The Financial Economics Certificate curriculum consists of four courses, as detailed below.

Students must take the Principles of Finance course first, during Fall Quarter. They may take subsequent courses in any order.

KELLG_FE 310-0: Principles of Finance
Instructor: Snehal Banerjee
This foundation course, taken by all students during Fall Quarter, provides an overview of financial principles. Students will learn about the impact of time and uncertainty on value; discounted cash flows; equity and debt valuation; the term structure of interest rates; portfolio theory; asset pricing; and efficient market theory. The course also explores firms’ financing decisions, including capital budgeting, capital structure and payout policy. (This course is also featured in the Managerial Analytics Certificate program.) Syllabus

KELLG_FE 312-0: Investments
Instructor: Dimitris Papanikolaou
This course covers key investment concepts from the perspective of a portfolio manager.
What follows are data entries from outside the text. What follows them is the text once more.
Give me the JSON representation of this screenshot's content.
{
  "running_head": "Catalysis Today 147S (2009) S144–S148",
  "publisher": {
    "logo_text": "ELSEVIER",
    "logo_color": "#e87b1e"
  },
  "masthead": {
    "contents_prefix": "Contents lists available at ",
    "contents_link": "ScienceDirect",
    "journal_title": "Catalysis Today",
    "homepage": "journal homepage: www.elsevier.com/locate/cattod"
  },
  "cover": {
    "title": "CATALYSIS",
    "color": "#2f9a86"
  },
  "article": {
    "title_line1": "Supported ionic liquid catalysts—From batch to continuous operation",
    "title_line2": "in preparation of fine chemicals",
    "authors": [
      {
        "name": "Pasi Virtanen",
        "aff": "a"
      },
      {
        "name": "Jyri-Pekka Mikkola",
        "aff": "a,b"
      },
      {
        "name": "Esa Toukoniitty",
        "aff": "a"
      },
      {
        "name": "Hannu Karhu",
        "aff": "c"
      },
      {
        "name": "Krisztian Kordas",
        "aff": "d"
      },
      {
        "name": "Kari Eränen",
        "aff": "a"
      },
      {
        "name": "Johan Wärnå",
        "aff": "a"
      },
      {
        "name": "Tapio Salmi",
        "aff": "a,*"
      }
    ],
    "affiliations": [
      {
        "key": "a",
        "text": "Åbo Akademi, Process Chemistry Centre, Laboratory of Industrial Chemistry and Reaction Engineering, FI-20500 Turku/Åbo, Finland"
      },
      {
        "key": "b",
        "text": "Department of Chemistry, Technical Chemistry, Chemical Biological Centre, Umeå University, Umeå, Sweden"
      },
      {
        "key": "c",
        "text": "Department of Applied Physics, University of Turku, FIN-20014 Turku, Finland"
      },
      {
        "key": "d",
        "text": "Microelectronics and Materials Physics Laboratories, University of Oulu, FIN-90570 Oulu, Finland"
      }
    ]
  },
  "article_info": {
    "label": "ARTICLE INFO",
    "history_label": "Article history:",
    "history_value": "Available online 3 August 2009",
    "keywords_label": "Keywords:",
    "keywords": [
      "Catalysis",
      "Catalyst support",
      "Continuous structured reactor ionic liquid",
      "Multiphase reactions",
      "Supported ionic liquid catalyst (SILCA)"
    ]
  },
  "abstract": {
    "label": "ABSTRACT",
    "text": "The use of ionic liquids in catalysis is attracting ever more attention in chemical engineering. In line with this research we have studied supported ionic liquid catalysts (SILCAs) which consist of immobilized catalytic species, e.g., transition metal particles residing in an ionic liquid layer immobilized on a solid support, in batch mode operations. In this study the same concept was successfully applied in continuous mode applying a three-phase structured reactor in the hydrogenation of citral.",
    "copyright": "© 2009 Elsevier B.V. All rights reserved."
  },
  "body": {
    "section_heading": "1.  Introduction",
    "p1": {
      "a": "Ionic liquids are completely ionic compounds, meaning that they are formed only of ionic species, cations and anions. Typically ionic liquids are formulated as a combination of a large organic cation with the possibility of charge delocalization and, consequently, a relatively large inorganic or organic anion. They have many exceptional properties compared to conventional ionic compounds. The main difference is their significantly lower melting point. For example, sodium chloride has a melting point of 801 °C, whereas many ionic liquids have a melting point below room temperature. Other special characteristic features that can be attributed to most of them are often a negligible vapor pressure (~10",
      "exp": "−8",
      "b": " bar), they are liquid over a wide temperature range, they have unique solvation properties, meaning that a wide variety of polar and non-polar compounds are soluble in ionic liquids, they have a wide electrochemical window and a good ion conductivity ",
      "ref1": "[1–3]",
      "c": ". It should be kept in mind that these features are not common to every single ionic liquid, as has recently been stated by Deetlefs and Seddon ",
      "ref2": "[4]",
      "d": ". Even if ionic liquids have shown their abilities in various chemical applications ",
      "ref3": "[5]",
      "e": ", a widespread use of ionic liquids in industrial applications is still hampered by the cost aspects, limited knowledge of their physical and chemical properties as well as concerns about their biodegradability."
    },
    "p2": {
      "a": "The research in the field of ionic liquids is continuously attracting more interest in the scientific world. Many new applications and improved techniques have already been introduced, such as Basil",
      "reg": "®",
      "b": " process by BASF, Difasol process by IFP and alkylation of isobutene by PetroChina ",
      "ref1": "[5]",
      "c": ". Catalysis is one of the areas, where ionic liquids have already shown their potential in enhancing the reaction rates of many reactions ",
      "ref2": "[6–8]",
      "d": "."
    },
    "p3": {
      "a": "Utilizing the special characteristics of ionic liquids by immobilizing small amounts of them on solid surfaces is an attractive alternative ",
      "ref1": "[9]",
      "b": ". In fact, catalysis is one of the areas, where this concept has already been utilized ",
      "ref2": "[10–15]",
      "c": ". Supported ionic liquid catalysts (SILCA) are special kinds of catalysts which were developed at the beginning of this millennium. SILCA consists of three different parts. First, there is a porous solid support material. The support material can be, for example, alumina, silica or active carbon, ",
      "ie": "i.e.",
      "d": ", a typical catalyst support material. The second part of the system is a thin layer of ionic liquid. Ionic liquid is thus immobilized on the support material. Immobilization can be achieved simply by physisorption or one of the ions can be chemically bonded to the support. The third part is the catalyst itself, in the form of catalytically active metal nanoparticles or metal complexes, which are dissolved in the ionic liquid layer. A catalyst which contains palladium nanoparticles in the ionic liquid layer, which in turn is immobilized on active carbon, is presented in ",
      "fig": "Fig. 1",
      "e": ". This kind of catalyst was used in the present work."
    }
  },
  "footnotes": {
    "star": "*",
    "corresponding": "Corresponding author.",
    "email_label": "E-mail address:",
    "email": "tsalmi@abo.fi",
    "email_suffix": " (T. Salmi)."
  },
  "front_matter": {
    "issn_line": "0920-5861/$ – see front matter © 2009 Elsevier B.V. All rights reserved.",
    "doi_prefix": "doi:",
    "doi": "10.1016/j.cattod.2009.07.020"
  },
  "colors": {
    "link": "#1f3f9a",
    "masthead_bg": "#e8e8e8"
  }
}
Students will learn about passive and active investment strategies for large portfolios and, in particular, risk management issues. Other important topics — such as value at risk, the use of financial derivatives and performance evaluation — are introduced through several applications. Syllabus

KELLG_FE 314-0: Derivatives
Instructor: Viktor Todorov
This course focuses on the use and pricing of forwards, futures, swaps and options. Strategies for speculation and risk management, no-arbitrage pricing for forward contracts, the binomial and Black-Scholes option pricing models and applications of pricing models in other contexts are discussed in depth. Syllabus

KELLG_FE 316-0: Topics in Financial Economics: Fixed Income
Instructor: Kathleen Hagerty
Each year, this course changes topics to better reflect the current nature of the industry. This year, the advanced course is designed for students seeking a sophisticated understanding of fixed income valuation and hedging methods, and a basic familiarity with the major markets and instruments. Tools include duration, convexity, yield curve models and option pricing models, which are used to understand pricing and hedging of forwards, futures and swaps, asset-backed securities and other fixed income derivatives. This information is most useful for students planning a career in sales and trading, portfolio management, banking or financial consulting. The course also surveys some of the institutional features of these markets.

Related Courses
Interested students may consider taking these complementary courses at Northwestern University:
BUS INST 260-0: Accounting and Business Finance
ECON 311-0: Macroeconomics
ECON 349-0: Industrial Economics
ECON 380-1, 2: Introduction to Mathematical Economics
ECON 331-0: Economics of Risk and Uncertainty
Certificate Program for Undergraduates
Kellogg School of Management
555 Clark Street, Lower Level
Evanston, IL 60208-2800